▶ _Data shown_

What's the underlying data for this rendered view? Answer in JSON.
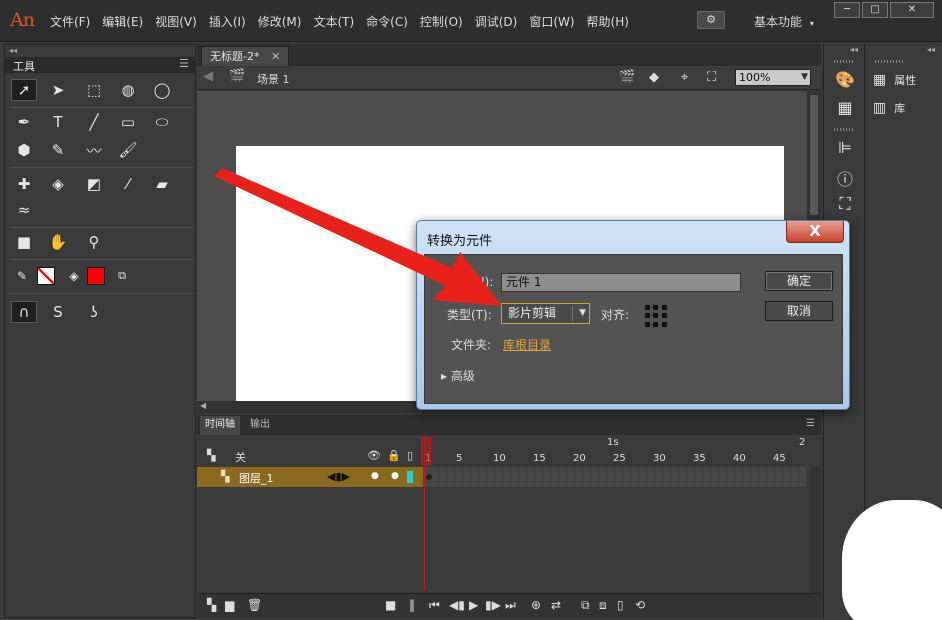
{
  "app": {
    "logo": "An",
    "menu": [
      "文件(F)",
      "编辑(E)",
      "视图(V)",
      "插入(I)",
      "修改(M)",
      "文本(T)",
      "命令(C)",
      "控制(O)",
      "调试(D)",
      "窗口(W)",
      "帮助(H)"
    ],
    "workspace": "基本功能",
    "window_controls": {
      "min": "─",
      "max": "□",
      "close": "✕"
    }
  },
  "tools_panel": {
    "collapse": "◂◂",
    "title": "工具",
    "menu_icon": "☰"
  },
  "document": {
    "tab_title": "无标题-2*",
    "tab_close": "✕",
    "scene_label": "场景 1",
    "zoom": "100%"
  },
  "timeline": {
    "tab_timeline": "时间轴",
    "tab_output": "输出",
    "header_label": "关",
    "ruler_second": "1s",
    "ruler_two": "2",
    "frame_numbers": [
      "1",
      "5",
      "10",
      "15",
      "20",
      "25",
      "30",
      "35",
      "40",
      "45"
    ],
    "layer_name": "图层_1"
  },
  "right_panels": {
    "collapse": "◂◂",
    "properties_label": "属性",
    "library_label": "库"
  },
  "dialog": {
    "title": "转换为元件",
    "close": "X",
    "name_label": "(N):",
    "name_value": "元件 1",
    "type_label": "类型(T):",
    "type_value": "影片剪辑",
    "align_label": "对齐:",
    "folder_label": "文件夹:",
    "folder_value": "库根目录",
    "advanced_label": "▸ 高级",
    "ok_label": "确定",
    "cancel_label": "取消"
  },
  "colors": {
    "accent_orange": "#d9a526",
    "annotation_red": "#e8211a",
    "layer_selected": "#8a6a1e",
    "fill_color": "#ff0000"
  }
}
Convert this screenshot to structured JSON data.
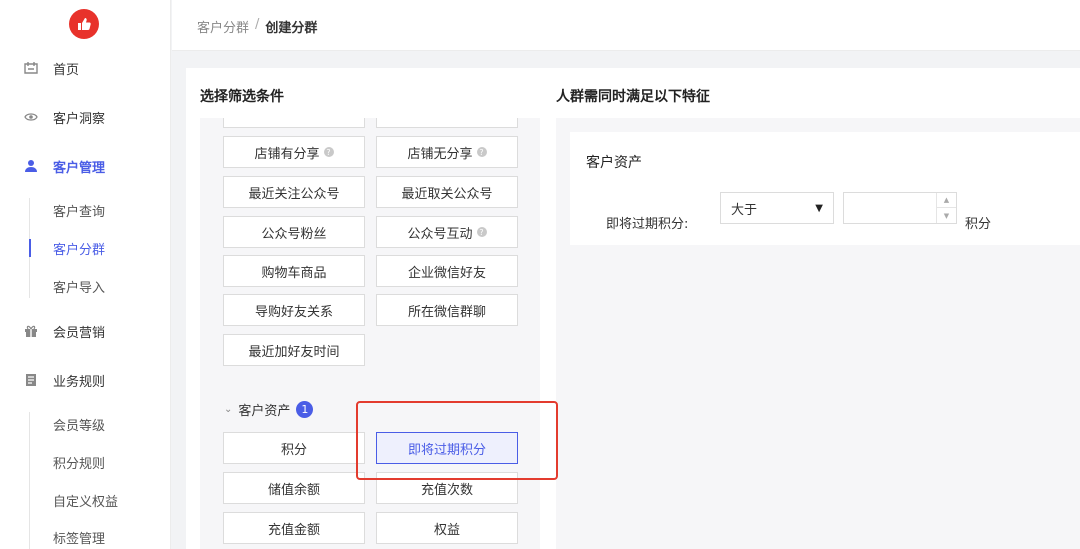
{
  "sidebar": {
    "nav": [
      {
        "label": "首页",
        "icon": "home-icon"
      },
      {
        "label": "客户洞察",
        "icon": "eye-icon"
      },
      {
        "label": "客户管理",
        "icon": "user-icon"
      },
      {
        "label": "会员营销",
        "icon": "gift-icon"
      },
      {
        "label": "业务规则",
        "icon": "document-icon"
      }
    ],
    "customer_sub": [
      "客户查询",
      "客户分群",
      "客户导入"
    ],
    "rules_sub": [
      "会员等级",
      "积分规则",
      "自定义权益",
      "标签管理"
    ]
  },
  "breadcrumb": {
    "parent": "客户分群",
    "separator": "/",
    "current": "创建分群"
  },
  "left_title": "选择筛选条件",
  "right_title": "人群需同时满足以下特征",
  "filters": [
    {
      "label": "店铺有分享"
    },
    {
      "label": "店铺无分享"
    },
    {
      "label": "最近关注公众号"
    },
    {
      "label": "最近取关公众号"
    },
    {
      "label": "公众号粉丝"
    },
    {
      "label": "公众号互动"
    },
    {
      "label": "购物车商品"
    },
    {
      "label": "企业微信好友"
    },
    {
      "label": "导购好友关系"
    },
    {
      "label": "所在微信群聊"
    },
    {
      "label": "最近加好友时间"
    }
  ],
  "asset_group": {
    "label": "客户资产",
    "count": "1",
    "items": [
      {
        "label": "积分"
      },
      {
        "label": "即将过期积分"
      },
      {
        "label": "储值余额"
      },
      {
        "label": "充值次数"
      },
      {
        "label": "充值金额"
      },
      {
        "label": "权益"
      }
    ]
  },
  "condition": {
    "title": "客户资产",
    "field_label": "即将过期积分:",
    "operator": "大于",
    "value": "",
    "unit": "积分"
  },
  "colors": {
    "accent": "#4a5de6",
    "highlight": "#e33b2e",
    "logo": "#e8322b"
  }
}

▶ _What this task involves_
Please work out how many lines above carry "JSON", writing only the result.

▶ _Answer section_
2